**TASK:** Set down each record below precisely, skipping the pictures.

─── MATERIAL SUPPLIED

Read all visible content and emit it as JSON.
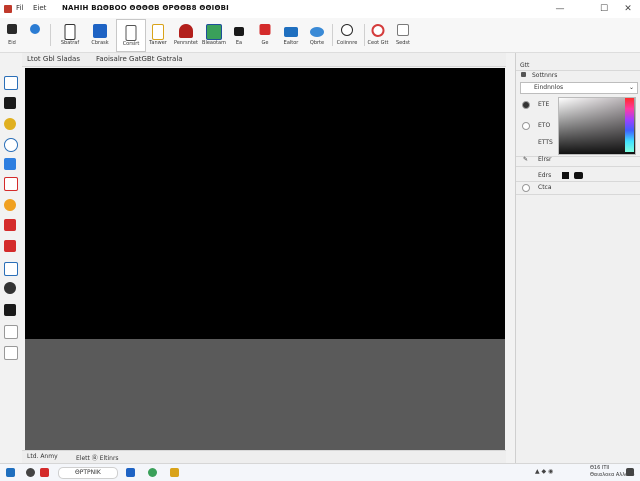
{
  "titlebar": {
    "menu": [
      "Fil",
      "Eiet"
    ],
    "title": "ΝΑΗΙΗ ΒΩΘΒΟΟ ΘΘΘΘΒ ΘΡΘΘΒ8 ΘΘΙΘΒΙ",
    "min": "—",
    "max": "☐",
    "close": "✕"
  },
  "toolbar": {
    "items": [
      {
        "label": "Eid",
        "color": "#2a2a2a"
      },
      {
        "label": "",
        "color": "#2b7cd3"
      },
      {
        "label": "Sbatraf",
        "color": "#ffffff"
      },
      {
        "label": "Cbrask",
        "color": "#1e63c4"
      },
      {
        "label": "Corsirt",
        "color": "#ffffff"
      },
      {
        "label": "Tanwer",
        "color": "#d9a31a"
      },
      {
        "label": "Penrsntet",
        "color": "#b3201c"
      },
      {
        "label": "Bleaotam",
        "color": "#3aa05a"
      },
      {
        "label": "Ea",
        "color": "#1a1a1a"
      },
      {
        "label": "Ge",
        "color": "#d42b2b"
      },
      {
        "label": "Ealtor",
        "color": "#1f6fbf"
      },
      {
        "label": "Qbrte",
        "color": "#3a8ad6"
      },
      {
        "label": "Coiinnre",
        "color": "#2a2a2a"
      },
      {
        "label": "Ceot Gtt",
        "color": "#d43b3b"
      },
      {
        "label": "Sedst",
        "color": "#7a7a7a"
      }
    ]
  },
  "left_tools": [
    "#2b6fb8",
    "#1a1a1a",
    "#e0b020",
    "#2b6fb8",
    "#2f7fe0",
    "#d42b2b",
    "#f0a020",
    "#d42b2b",
    "#d42b2b",
    "#2b6fb8",
    "#333333",
    "#1a1a1a",
    "#999999",
    "#999999"
  ],
  "canvas": {
    "header_left": "Ltot Gbl Sladas",
    "header_right": "Faoisalre GatGBt Gatrala",
    "footer_left": "Ltd. Anmy",
    "footer_right": "Elett Ⓑ Eltinrs"
  },
  "right_panel": {
    "header": "Gtt",
    "row1": "Sottnnrs",
    "dropdown": "Eindnnlos",
    "color_labels": [
      "ETE",
      "ETO",
      "ETTS"
    ],
    "row_b": "Elrsr",
    "row_c": "Edrs",
    "checkbox_label": "Ctca"
  },
  "taskbar": {
    "search_label": "ΘΡΤΡΝΙΚ",
    "clock_time": "Θ16 ΙΤΙΙ",
    "clock_date": "Θαιαλοεα Αλλαλο"
  }
}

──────

**YOUR RESPONSE:**
Read all visible content and emit it as JSON.
{
  "titlebar": {
    "menu": [
      "Fil",
      "Eiet"
    ],
    "title": "ΝΑΗΙΗ ΒΩΘΒΟΟ ΘΘΘΘΒ ΘΡΘΘΒ8 ΘΘΙΘΒΙ",
    "min": "—",
    "max": "☐",
    "close": "✕"
  },
  "toolbar": {
    "items": [
      {
        "label": "Eid",
        "color": "#2a2a2a"
      },
      {
        "label": "",
        "color": "#2b7cd3"
      },
      {
        "label": "Sbatraf",
        "color": "#ffffff"
      },
      {
        "label": "Cbrask",
        "color": "#1e63c4"
      },
      {
        "label": "Corsirt",
        "color": "#ffffff"
      },
      {
        "label": "Tanwer",
        "color": "#d9a31a"
      },
      {
        "label": "Penrsntet",
        "color": "#b3201c"
      },
      {
        "label": "Bleaotam",
        "color": "#3aa05a"
      },
      {
        "label": "Ea",
        "color": "#1a1a1a"
      },
      {
        "label": "Ge",
        "color": "#d42b2b"
      },
      {
        "label": "Ealtor",
        "color": "#1f6fbf"
      },
      {
        "label": "Qbrte",
        "color": "#3a8ad6"
      },
      {
        "label": "Coiinnre",
        "color": "#2a2a2a"
      },
      {
        "label": "Ceot Gtt",
        "color": "#d43b3b"
      },
      {
        "label": "Sedst",
        "color": "#7a7a7a"
      }
    ]
  },
  "left_tools": [
    "#2b6fb8",
    "#1a1a1a",
    "#e0b020",
    "#2b6fb8",
    "#2f7fe0",
    "#d42b2b",
    "#f0a020",
    "#d42b2b",
    "#d42b2b",
    "#2b6fb8",
    "#333333",
    "#1a1a1a",
    "#999999",
    "#999999"
  ],
  "canvas": {
    "header_left": "Ltot Gbl Sladas",
    "header_right": "Faoisalre GatGBt Gatrala",
    "footer_left": "Ltd. Anmy",
    "footer_right": "Elett Ⓑ Eltinrs"
  },
  "right_panel": {
    "header": "Gtt",
    "row1": "Sottnnrs",
    "dropdown": "Eindnnlos",
    "color_labels": [
      "ETE",
      "ETO",
      "ETTS"
    ],
    "row_b": "Elrsr",
    "row_c": "Edrs",
    "checkbox_label": "Ctca"
  },
  "taskbar": {
    "search_label": "ΘΡΤΡΝΙΚ",
    "clock_time": "Θ16 ΙΤΙΙ",
    "clock_date": "Θαιαλοεα Αλλαλο"
  }
}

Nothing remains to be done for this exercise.